Sylvia put her legal career aside to raise a family with Charlie, her husband (Luke Macfarlane gives another great performance). Charlie has just become a partner in his law firm and is kept in check by gay co-worker Stewart (Branum). Meanwhile, Sylvia drives the kids to and from school, enjoying bonding with other frazzled moms. Life is good. It’s constant, but… she feels something is missing.
Will, on the other hand, grief-stricken by his divorce, co-owns a trendy Los Angeles brewery with his now ex-brother-in-law. Between coming up with a bold vision for the new venture and crafting new concoctions, he challenges his ever-watchful siblings, who always weigh in on the mess he’s made of his life. Then comes Sylvia.
A few days after reconnecting, Sylvia drags a friend to Will’s brewery launch, only to bemoan the fact that they could be enjoying good sips at a nearby wine bar and be home by 10 p.m. Hi, middle age. That doesn’t happen, of course, and as the night’s events unfold, Sylvia and Will, like it or not, suddenly find themselves reconnected on a deeper level. It’s like they’ve never been apart, their dialogue key free-flowing and often furious. Something is happening here.
Connected because they are disconnected
Without a doubt, Sylvia and Will, though they are in very different places in their lives and personal development, share something in common: their sudden lack of purpose. Oh, it used to be there, but lately, the light inside has dimmed. Somehow their rekindled friendship is just what they need, but they don’t need. Because the more involved they get, the more they lose in each other, and that just means they’ll spend less time confronting the real changes they need to make in their own lives.

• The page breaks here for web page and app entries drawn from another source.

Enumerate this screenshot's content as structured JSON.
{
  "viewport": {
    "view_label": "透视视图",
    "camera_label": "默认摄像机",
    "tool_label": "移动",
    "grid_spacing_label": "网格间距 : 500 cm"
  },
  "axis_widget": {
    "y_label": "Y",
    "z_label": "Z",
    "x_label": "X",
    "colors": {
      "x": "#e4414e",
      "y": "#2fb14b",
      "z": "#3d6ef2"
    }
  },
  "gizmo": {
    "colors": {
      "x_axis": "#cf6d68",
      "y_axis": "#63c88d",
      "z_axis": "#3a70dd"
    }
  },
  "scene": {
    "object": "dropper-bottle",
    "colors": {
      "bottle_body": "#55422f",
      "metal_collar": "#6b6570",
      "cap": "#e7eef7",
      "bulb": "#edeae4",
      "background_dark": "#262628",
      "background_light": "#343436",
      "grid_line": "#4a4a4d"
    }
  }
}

And with that, creators Stoller and Delbanco take the series in an inventive direction because ultimately these two must face it all, difficult as it may be. To that end, this show slightly mirrors another Apple TV+ winner, Contraction, in which a protagonist must face his greatest fears. Like that show Platonic does a good job of extending from its core players, creating a television world that we enjoy immersing ourselves in.
It’s a lot of fun to watch all of this play out. Byrne and Rogen are on the mark. If you enjoyed them in neighbors and its sequel, you’ll enjoy them here in a more grounded departure, which, even when it goes overboard, never feels quite so “over the top.” It is real. And these excellent actors create believable characters to root for.
As for the supporting cast, it sure would be great to see them and learn more about them. However, the screen time given to them is effective. Macfarlane continues to impress as both a leading man and a team player. As Charlie, he elevates a predictable breadwinner role to give us a man/husband open to change, even if he doesn’t understand how to maneuver through it, mainly by confronting the feelings that arise when Sylvia and Will become full friends. mode. Best Line: “I know Will and Sylvia aren’t fucked up, but it almost feels like they’re getting turned on by the fact that they could be fucking king.”
Guy Branum, always a delight, delivers on all fronts here, and Tre Hale (Love and Monsters, Lethal Weapon) offers a good role as Andy, Will’s coworker/beer buddy. Subplots also trickle in here and there, but they never weigh on this show. A nice touch: vivid glimpses of the Los Angeles scene, from its vibrant art and nightlife to its hipster culture.
Finally, Platonic the solid writing and inventive beats give you something to worry about. And laugh at AND with. It certainly gives you something to ponder. It’s all there: life in all its messy, unpredictable glory. Fun. Fun. Tragic. Full of opportunities. Dive in. It’s one of the best new shows of the season.
Platonic premieres May 24 on Apple TV+